Entries taken from a collection
= = = =
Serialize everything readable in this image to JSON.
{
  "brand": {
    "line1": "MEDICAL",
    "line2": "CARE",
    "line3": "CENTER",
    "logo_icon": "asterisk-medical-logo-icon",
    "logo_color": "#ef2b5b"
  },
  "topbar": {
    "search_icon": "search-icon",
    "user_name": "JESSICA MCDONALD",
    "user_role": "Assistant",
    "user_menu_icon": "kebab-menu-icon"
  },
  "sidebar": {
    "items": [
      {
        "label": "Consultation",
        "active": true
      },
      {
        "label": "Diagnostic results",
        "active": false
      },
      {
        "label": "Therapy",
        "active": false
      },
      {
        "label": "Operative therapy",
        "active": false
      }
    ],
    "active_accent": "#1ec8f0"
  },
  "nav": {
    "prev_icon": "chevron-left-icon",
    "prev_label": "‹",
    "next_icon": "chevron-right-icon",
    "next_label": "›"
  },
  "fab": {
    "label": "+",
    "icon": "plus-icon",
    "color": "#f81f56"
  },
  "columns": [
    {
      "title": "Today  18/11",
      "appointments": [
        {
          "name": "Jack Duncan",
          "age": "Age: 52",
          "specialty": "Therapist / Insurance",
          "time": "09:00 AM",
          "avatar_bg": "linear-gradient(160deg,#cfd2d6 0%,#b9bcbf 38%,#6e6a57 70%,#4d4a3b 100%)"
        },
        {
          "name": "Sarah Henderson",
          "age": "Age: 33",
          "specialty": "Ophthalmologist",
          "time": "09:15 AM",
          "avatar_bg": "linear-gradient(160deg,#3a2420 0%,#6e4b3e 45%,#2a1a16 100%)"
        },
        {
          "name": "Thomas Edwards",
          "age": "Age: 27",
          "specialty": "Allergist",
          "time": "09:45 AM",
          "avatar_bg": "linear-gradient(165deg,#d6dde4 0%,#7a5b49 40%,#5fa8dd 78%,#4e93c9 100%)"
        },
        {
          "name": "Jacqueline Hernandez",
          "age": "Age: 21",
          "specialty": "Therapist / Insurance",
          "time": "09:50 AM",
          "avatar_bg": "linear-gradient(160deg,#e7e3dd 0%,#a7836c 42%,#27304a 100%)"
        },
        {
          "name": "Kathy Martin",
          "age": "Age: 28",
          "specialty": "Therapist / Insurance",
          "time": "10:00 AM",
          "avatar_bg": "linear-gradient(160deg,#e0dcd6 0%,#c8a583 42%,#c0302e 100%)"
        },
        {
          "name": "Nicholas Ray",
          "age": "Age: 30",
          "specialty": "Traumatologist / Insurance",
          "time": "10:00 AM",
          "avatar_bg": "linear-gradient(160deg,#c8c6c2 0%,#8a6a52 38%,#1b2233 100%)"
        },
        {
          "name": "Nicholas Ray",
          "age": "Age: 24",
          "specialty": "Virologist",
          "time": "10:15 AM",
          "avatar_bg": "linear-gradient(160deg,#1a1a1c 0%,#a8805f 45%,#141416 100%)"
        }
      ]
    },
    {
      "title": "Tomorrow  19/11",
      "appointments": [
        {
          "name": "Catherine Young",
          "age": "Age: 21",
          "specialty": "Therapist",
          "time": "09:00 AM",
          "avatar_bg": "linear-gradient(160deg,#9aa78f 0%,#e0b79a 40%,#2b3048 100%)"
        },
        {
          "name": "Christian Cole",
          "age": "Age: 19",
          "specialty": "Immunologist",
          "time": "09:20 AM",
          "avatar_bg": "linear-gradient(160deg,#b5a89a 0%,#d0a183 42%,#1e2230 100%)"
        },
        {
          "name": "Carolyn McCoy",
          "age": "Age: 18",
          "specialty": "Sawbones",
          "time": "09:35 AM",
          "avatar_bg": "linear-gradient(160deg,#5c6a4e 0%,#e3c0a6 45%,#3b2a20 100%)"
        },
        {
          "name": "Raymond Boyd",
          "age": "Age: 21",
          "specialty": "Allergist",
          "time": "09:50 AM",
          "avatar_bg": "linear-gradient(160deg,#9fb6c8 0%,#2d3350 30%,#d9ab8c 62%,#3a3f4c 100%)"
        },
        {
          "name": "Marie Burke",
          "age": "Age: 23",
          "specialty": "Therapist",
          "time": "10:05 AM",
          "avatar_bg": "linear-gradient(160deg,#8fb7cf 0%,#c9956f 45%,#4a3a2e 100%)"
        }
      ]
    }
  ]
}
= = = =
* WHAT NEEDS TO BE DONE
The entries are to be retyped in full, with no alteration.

* RESULT OF THE TASK
Serialize everything readable in this image to JSON.
{
  "brand": {
    "line1": "MEDICAL",
    "line2": "CARE",
    "line3": "CENTER",
    "logo_icon": "asterisk-medical-logo-icon",
    "logo_color": "#ef2b5b"
  },
  "topbar": {
    "search_icon": "search-icon",
    "user_name": "JESSICA MCDONALD",
    "user_role": "Assistant",
    "user_menu_icon": "kebab-menu-icon"
  },
  "sidebar": {
    "items": [
      {
        "label": "Consultation",
        "active": true
      },
      {
        "label": "Diagnostic results",
        "active": false
      },
      {
        "label": "Therapy",
        "active": false
      },
      {
        "label": "Operative therapy",
        "active": false
      }
    ],
    "active_accent": "#1ec8f0"
  },
  "nav": {
    "prev_icon": "chevron-left-icon",
    "prev_label": "‹",
    "next_icon": "chevron-right-icon",
    "next_label": "›"
  },
  "fab": {
    "label": "+",
    "icon": "plus-icon",
    "color": "#f81f56"
  },
  "columns": [
    {
      "title": "Today  18/11",
      "appointments": [
        {
          "name": "Jack Duncan",
          "age": "Age: 52",
          "specialty": "Therapist / Insurance",
          "time": "09:00 AM",
          "avatar_bg": "linear-gradient(160deg,#cfd2d6 0%,#b9bcbf 38%,#6e6a57 70%,#4d4a3b 100%)"
        },
        {
          "name": "Sarah Henderson",
          "age": "Age: 33",
          "specialty": "Ophthalmologist",
          "time": "09:15 AM",
          "avatar_bg": "linear-gradient(160deg,#3a2420 0%,#6e4b3e 45%,#2a1a16 100%)"
        },
        {
          "name": "Thomas Edwards",
          "age": "Age: 27",
          "specialty": "Allergist",
          "time": "09:45 AM",
          "avatar_bg": "linear-gradient(165deg,#d6dde4 0%,#7a5b49 40%,#5fa8dd 78%,#4e93c9 100%)"
        },
        {
          "name": "Jacqueline Hernandez",
          "age": "Age: 21",
          "specialty": "Therapist / Insurance",
          "time": "09:50 AM",
          "avatar_bg": "linear-gradient(160deg,#e7e3dd 0%,#a7836c 42%,#27304a 100%)"
        },
        {
          "name": "Kathy Martin",
          "age": "Age: 28",
          "specialty": "Therapist / Insurance",
          "time": "10:00 AM",
          "avatar_bg": "linear-gradient(160deg,#e0dcd6 0%,#c8a583 42%,#c0302e 100%)"
        },
        {
          "name": "Nicholas Ray",
          "age": "Age: 30",
          "specialty": "Traumatologist / Insurance",
          "time": "10:00 AM",
          "avatar_bg": "linear-gradient(160deg,#c8c6c2 0%,#8a6a52 38%,#1b2233 100%)"
        },
        {
          "name": "Nicholas Ray",
          "age": "Age: 24",
          "specialty": "Virologist",
          "time": "10:15 AM",
          "avatar_bg": "linear-gradient(160deg,#1a1a1c 0%,#a8805f 45%,#141416 100%)"
        }
      ]
    },
    {
      "title": "Tomorrow  19/11",
      "appointments": [
        {
          "name": "Catherine Young",
          "age": "Age: 21",
          "specialty": "Therapist",
          "time": "09:00 AM",
          "avatar_bg": "linear-gradient(160deg,#9aa78f 0%,#e0b79a 40%,#2b3048 100%)"
        },
        {
          "name": "Christian Cole",
          "age": "Age: 19",
          "specialty": "Immunologist",
          "time": "09:20 AM",
          "avatar_bg": "linear-gradient(160deg,#b5a89a 0%,#d0a183 42%,#1e2230 100%)"
        },
        {
          "name": "Carolyn McCoy",
          "age": "Age: 18",
          "specialty": "Sawbones",
          "time": "09:35 AM",
          "avatar_bg": "linear-gradient(160deg,#5c6a4e 0%,#e3c0a6 45%,#3b2a20 100%)"
        },
        {
          "name": "Raymond Boyd",
          "age": "Age: 21",
          "specialty": "Allergist",
          "time": "09:50 AM",
          "avatar_bg": "linear-gradient(160deg,#9fb6c8 0%,#2d3350 30%,#d9ab8c 62%,#3a3f4c 100%)"
        },
        {
          "name": "Marie Burke",
          "age": "Age: 23",
          "specialty": "Therapist",
          "time": "10:05 AM",
          "avatar_bg": "linear-gradient(160deg,#8fb7cf 0%,#c9956f 45%,#4a3a2e 100%)"
        }
      ]
    }
  ]
}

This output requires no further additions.